§ **Work instructions**
Scan the entries for lines with the word "wire", then copy those lines.
......
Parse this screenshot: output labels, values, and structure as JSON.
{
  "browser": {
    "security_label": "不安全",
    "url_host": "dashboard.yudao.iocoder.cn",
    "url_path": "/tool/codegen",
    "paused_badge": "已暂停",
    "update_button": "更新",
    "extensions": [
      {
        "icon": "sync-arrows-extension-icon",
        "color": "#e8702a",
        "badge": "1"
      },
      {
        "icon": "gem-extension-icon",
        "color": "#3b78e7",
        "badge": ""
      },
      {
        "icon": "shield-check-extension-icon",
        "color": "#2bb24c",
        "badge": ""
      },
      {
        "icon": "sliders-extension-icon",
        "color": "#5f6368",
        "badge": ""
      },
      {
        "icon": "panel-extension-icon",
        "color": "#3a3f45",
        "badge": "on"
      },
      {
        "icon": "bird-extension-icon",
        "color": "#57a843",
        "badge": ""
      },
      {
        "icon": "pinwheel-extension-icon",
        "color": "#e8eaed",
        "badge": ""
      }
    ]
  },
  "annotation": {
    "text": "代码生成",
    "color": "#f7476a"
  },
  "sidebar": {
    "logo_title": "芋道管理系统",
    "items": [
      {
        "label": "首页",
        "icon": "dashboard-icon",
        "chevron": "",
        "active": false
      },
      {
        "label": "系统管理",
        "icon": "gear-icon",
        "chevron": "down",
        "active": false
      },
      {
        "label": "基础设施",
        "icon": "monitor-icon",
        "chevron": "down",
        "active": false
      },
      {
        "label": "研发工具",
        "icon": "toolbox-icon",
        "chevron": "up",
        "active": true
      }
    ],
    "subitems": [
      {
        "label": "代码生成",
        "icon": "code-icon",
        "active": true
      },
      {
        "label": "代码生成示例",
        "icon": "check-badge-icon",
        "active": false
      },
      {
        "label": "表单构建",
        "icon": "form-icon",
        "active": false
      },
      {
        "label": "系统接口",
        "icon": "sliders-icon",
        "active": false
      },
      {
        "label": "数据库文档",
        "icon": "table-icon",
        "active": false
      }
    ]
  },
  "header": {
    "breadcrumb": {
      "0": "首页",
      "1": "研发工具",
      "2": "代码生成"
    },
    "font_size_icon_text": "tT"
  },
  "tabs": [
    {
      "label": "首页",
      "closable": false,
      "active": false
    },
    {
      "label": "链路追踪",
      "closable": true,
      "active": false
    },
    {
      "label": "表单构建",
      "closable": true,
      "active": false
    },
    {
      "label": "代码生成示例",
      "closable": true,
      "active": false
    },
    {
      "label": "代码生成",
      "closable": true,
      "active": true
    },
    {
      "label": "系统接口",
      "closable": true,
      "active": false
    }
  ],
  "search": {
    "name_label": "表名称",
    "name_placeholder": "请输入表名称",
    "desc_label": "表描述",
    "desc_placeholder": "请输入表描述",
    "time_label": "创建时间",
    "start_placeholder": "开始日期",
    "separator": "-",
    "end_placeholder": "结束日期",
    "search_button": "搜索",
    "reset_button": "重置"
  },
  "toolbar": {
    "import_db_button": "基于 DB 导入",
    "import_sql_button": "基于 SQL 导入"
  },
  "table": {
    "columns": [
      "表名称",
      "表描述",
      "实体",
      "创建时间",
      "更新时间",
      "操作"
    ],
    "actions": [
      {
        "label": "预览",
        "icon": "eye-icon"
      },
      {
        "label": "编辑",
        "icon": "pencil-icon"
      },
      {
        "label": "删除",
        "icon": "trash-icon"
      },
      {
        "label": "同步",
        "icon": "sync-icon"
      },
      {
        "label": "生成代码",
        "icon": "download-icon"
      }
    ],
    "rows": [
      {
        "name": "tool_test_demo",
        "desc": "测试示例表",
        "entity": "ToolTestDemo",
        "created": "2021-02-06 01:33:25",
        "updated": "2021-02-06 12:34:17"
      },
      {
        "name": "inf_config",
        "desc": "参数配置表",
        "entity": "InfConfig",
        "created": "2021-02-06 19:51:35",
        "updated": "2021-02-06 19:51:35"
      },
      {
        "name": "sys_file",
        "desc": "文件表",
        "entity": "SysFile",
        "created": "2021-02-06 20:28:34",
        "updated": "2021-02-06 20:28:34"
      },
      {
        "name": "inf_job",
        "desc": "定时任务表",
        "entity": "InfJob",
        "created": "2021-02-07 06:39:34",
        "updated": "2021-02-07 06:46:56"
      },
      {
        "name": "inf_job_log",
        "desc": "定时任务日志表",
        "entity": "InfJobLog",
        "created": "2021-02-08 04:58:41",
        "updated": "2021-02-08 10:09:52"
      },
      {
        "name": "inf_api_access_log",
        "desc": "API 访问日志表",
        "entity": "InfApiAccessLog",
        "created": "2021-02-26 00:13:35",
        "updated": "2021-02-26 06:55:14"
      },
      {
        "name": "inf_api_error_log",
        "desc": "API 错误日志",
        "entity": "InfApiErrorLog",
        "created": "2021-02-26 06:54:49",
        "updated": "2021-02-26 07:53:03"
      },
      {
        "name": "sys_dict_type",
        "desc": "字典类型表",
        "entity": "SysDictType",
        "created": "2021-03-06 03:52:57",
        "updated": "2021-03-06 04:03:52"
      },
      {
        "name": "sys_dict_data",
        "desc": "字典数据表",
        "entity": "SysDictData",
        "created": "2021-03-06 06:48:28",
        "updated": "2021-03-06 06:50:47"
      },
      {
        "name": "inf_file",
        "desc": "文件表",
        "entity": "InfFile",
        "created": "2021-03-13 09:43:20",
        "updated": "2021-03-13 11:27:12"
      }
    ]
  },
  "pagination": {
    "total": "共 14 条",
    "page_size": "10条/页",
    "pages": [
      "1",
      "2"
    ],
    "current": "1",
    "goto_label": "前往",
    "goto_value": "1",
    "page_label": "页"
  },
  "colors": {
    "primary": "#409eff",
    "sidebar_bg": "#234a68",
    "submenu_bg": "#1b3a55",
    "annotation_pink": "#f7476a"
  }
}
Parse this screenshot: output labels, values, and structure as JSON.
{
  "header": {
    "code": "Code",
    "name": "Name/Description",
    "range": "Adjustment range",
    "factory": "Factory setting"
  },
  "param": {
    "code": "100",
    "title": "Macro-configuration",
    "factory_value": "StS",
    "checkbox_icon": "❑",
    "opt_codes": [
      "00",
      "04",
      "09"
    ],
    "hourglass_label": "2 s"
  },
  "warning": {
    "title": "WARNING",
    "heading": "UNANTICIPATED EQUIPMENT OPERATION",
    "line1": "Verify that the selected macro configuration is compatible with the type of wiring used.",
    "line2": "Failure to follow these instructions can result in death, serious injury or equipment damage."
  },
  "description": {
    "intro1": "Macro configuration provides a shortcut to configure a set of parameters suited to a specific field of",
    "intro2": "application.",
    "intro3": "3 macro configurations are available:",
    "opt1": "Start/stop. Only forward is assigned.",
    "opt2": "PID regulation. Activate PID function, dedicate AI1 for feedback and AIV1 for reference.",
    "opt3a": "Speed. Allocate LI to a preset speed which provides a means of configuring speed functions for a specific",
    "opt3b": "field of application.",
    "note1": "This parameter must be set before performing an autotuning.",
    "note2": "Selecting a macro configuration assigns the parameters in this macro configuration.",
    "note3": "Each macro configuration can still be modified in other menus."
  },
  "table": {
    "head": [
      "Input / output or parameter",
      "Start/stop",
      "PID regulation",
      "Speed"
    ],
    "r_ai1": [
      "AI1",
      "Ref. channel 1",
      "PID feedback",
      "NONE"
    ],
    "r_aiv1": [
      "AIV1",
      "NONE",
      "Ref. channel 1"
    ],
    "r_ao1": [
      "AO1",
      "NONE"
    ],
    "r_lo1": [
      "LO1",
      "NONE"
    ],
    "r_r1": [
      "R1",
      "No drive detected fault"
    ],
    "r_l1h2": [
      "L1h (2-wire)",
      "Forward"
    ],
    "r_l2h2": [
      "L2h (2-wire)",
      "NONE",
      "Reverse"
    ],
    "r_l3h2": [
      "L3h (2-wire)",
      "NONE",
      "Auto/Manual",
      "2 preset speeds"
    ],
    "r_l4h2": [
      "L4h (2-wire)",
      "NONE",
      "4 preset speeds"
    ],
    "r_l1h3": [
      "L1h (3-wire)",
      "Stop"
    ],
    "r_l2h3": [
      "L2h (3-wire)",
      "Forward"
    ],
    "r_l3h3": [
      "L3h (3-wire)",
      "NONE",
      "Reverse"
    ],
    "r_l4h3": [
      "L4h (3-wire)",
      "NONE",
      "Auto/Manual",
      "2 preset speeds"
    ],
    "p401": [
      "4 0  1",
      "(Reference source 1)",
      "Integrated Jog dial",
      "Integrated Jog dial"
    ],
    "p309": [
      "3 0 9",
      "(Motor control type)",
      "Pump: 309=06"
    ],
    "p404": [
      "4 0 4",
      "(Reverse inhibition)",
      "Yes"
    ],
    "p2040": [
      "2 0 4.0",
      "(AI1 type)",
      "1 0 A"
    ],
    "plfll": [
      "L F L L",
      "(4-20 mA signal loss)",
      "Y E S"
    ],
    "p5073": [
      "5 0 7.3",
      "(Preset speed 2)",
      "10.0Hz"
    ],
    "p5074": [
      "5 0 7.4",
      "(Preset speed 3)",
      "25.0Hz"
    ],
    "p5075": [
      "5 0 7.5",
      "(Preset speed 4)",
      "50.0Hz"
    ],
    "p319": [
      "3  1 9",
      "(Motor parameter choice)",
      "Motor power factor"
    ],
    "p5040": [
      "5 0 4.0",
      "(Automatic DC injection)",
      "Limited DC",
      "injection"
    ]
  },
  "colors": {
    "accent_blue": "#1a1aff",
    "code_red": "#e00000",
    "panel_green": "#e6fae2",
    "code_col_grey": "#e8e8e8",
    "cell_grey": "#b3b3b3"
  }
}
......
§ **Answer to this task**
      "L1h (2-wire)",
      "L2h (2-wire)",
      "L3h (2-wire)",
      "L4h (2-wire)",
      "L1h (3-wire)",
      "L2h (3-wire)",
      "L3h (3-wire)",
      "L4h (3-wire)",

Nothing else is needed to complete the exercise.